Kentos, I’m not sure that’s the right name of the highway. It looks more Dominionist than Reformed. The New Calvinists love divine sovereignty. But if you look at Collin Hansen’s book, they are ambivalent about at least 2 of the 5 points (and we haven’t even gotten to sacraments, worship, and polity).
Bryan, “besides wickeness.”
Ding. The Coens’ version of True Grit was wonderful.
Curt, “When we portray groups as a monolith in order to discredit them, guess what that is called?”
Workers and Capitalists. No monolith there.
Good piece Dr. Hart. Bryan nails it. > It is total BS that mellinnials are “authentic”. This is all their own self aggrandized / self important crap hand crafted by mellinnials themselves. No generation that addicted (heck they created it- modern social media) to the narcissism that is modern social media should be allowed to get away with such gross false self assertions.
As far as Piper goes- He is the face and the theology of the majority of the so call “Reformed resurgence”. Dr. Hart is correct, it’s all more Dominionist than it is Reformed. No surprise at all that a guy like Tim Challies adores Piper. Not that me of all people hits on every exact “reformed” ideal, but when it comes to Piper types, NO thank you! I would have always taken Dr. Mike Horton or Dr. RC Sproul any day of the week over Piper. Though I’m not a huge Keller fan, heck I would take him over Piper anytime as well.
Are you having trouble distinguishing verbs and nouns? Or is your struggle with projection?
It is called authoritarianism and no group, whether the group is conservative, liberal, or leftist, has a monopoly on authoritarianism.
Curt, I thought socialists believe that capitalists have a monopoly on authoritarianism.
I think this blog post prooves Edwards’ point in Religious Affections.

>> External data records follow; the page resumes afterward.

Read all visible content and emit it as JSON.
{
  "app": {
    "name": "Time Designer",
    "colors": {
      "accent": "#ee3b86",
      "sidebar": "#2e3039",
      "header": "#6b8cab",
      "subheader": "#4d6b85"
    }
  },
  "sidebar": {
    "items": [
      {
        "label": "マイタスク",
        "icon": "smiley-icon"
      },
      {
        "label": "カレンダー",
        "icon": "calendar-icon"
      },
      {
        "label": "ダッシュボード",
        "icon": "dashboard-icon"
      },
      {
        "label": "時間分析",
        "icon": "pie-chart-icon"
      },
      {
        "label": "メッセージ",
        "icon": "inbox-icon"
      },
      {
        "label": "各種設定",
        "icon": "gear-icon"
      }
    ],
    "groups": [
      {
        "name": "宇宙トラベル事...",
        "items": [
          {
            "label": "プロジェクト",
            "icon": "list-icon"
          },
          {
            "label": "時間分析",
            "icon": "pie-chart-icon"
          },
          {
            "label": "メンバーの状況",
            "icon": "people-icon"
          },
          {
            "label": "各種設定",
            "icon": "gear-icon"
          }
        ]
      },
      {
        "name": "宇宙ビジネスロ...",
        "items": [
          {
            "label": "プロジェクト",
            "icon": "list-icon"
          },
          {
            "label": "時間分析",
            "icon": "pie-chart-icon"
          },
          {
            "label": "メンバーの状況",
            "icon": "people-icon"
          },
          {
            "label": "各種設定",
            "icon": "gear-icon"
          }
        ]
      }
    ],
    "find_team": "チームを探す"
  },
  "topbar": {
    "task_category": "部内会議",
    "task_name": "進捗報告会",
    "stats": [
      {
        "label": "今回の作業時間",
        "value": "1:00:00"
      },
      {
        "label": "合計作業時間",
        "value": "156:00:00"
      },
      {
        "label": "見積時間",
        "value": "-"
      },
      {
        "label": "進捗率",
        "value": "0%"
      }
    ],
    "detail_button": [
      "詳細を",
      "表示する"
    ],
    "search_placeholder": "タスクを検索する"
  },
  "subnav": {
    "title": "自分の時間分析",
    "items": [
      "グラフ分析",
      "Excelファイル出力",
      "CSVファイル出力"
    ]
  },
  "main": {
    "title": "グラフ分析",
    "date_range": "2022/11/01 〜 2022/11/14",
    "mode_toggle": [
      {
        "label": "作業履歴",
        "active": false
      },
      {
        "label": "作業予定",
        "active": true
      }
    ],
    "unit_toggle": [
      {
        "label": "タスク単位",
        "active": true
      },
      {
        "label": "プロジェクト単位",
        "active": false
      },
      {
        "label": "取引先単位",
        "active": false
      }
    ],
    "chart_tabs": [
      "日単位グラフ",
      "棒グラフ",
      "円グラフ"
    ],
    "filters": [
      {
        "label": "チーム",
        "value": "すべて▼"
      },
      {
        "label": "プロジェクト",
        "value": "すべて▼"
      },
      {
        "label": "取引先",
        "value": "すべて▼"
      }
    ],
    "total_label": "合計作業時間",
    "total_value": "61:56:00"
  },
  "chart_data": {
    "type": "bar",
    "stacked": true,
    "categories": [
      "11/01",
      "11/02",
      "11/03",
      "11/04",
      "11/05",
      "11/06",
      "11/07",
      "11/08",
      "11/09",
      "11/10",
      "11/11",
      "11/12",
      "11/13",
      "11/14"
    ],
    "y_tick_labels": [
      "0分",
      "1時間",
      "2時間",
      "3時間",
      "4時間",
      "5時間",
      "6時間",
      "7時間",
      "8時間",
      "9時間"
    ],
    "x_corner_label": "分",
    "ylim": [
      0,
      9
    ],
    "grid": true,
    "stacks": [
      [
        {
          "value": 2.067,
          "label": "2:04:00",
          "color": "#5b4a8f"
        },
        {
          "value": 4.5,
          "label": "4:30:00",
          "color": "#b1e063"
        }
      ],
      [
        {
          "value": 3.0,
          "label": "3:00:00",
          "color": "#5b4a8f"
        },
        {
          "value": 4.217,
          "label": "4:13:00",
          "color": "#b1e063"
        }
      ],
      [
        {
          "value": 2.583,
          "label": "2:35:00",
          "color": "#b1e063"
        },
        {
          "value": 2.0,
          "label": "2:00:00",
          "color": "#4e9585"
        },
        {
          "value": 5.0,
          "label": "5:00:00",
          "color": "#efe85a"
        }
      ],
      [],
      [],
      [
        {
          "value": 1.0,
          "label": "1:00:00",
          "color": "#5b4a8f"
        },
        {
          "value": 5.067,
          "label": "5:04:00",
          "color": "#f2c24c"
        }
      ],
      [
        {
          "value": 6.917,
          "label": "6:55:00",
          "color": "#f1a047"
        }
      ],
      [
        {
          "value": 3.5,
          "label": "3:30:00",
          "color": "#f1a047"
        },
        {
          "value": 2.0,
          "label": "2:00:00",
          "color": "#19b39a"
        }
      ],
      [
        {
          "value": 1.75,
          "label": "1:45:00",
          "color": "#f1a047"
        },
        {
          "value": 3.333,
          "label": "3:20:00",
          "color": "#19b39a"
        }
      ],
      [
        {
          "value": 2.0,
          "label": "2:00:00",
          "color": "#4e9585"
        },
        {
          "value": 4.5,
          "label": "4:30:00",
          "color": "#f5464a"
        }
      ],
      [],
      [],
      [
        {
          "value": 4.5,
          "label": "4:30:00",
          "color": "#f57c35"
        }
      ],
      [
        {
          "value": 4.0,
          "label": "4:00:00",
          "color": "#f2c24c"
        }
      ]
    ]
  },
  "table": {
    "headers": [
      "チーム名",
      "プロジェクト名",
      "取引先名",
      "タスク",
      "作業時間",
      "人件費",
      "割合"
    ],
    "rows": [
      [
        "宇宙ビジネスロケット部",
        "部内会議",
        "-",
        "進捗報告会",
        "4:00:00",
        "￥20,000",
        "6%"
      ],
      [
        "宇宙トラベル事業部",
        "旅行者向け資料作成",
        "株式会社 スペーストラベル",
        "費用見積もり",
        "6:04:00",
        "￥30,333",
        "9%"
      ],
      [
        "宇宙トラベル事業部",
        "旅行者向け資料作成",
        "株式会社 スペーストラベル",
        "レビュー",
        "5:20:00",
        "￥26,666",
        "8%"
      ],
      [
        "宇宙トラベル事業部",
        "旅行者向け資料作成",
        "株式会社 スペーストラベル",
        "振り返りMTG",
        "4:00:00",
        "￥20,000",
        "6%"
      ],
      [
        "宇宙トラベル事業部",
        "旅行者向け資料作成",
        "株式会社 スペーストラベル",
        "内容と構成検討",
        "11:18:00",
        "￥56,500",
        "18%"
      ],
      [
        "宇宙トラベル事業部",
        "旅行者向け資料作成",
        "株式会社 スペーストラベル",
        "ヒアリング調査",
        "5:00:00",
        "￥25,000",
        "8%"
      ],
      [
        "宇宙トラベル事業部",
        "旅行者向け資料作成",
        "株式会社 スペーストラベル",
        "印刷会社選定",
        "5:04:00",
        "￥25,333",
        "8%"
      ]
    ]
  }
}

Perhaps this blog should be retitled “Grumblings of a Disaffected Old Light.”